■ PROBLEM DESCRIPTION: Output all of the entries exactly as written.

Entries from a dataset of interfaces
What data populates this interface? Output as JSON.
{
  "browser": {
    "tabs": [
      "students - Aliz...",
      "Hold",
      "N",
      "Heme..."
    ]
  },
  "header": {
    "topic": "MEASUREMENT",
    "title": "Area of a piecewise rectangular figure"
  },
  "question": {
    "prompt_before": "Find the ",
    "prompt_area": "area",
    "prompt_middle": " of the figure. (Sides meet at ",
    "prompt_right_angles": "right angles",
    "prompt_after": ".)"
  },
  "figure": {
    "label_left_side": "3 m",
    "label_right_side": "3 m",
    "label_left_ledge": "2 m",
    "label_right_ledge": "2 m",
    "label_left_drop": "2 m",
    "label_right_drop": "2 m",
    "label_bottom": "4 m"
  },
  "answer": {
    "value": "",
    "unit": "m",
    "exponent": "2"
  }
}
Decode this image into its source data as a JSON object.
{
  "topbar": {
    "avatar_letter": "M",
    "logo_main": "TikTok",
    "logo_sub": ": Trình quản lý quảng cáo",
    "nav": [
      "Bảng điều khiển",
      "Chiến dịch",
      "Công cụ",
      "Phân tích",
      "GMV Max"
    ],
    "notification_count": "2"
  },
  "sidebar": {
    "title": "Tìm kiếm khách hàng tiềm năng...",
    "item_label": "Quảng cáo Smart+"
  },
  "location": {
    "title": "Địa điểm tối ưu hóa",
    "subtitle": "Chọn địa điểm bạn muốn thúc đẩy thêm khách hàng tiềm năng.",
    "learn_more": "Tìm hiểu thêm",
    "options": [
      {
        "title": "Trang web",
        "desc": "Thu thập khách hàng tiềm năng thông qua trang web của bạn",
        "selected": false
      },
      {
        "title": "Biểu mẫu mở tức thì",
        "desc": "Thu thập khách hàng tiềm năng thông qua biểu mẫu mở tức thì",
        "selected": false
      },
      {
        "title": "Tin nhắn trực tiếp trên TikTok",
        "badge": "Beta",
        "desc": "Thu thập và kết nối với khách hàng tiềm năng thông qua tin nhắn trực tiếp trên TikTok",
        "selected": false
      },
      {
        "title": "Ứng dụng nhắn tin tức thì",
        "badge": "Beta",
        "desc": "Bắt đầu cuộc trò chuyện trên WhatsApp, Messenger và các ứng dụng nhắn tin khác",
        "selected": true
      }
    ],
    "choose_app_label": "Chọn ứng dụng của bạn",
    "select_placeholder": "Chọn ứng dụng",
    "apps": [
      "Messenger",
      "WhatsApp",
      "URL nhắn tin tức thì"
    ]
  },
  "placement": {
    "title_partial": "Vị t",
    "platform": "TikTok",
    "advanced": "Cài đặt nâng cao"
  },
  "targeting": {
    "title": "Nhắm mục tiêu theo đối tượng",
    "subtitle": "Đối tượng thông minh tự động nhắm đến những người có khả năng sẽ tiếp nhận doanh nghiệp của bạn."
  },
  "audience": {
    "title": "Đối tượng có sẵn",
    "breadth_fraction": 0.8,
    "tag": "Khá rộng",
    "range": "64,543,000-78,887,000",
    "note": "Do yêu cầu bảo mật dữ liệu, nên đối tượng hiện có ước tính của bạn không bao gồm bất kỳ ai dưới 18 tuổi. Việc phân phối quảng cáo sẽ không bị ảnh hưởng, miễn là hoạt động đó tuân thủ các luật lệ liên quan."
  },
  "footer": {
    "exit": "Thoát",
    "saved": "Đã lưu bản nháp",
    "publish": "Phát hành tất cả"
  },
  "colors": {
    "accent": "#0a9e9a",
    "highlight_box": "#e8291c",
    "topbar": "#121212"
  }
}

■ EXERCISE OUTPUT:
What data populates this interface? Output as JSON.
{
  "browser": {
    "tabs": [
      "students - Aliz...",
      "Hold",
      "N",
      "Heme..."
    ]
  },
  "header": {
    "topic": "MEASUREMENT",
    "title": "Area of a piecewise rectangular figure"
  },
  "question": {
    "prompt_before": "Find the ",
    "prompt_area": "area",
    "prompt_middle": " of the figure. (Sides meet at ",
    "prompt_right_angles": "right angles",
    "prompt_after": ".)"
  },
  "figure": {
    "label_left_side": "3 m",
    "label_right_side": "3 m",
    "label_left_ledge": "2 m",
    "label_right_ledge": "2 m",
    "label_left_drop": "2 m",
    "label_right_drop": "2 m",
    "label_bottom": "4 m"
  },
  "answer": {
    "value": "",
    "unit": "m",
    "exponent": "2"
  }
}
Decode this image into its source data as a JSON object.
{
  "topbar": {
    "avatar_letter": "M",
    "logo_main": "TikTok",
    "logo_sub": ": Trình quản lý quảng cáo",
    "nav": [
      "Bảng điều khiển",
      "Chiến dịch",
      "Công cụ",
      "Phân tích",
      "GMV Max"
    ],
    "notification_count": "2"
  },
  "sidebar": {
    "title": "Tìm kiếm khách hàng tiềm năng...",
    "item_label": "Quảng cáo Smart+"
  },
  "location": {
    "title": "Địa điểm tối ưu hóa",
    "subtitle": "Chọn địa điểm bạn muốn thúc đẩy thêm khách hàng tiềm năng.",
    "learn_more": "Tìm hiểu thêm",
    "options": [
      {
        "title": "Trang web",
        "desc": "Thu thập khách hàng tiềm năng thông qua trang web của bạn",
        "selected": false
      },
      {
        "title": "Biểu mẫu mở tức thì",
        "desc": "Thu thập khách hàng tiềm năng thông qua biểu mẫu mở tức thì",
        "selected": false
      },
      {
        "title": "Tin nhắn trực tiếp trên TikTok",
        "badge": "Beta",
        "desc": "Thu thập và kết nối với khách hàng tiềm năng thông qua tin nhắn trực tiếp trên TikTok",
        "selected": false
      },
      {
        "title": "Ứng dụng nhắn tin tức thì",
        "badge": "Beta",
        "desc": "Bắt đầu cuộc trò chuyện trên WhatsApp, Messenger và các ứng dụng nhắn tin khác",
        "selected": true
      }
    ],
    "choose_app_label": "Chọn ứng dụng của bạn",
    "select_placeholder": "Chọn ứng dụng",
    "apps": [
      "Messenger",
      "WhatsApp",
      "URL nhắn tin tức thì"
    ]
  },
  "placement": {
    "title_partial": "Vị t",
    "platform": "TikTok",
    "advanced": "Cài đặt nâng cao"
  },
  "targeting": {
    "title": "Nhắm mục tiêu theo đối tượng",
    "subtitle": "Đối tượng thông minh tự động nhắm đến những người có khả năng sẽ tiếp nhận doanh nghiệp của bạn."
  },
  "audience": {
    "title": "Đối tượng có sẵn",
    "breadth_fraction": 0.8,
    "tag": "Khá rộng",
    "range": "64,543,000-78,887,000",
    "note": "Do yêu cầu bảo mật dữ liệu, nên đối tượng hiện có ước tính của bạn không bao gồm bất kỳ ai dưới 18 tuổi. Việc phân phối quảng cáo sẽ không bị ảnh hưởng, miễn là hoạt động đó tuân thủ các luật lệ liên quan."
  },
  "footer": {
    "exit": "Thoát",
    "saved": "Đã lưu bản nháp",
    "publish": "Phát hành tất cả"
  },
  "colors": {
    "accent": "#0a9e9a",
    "highlight_box": "#e8291c",
    "topbar": "#121212"
  }
}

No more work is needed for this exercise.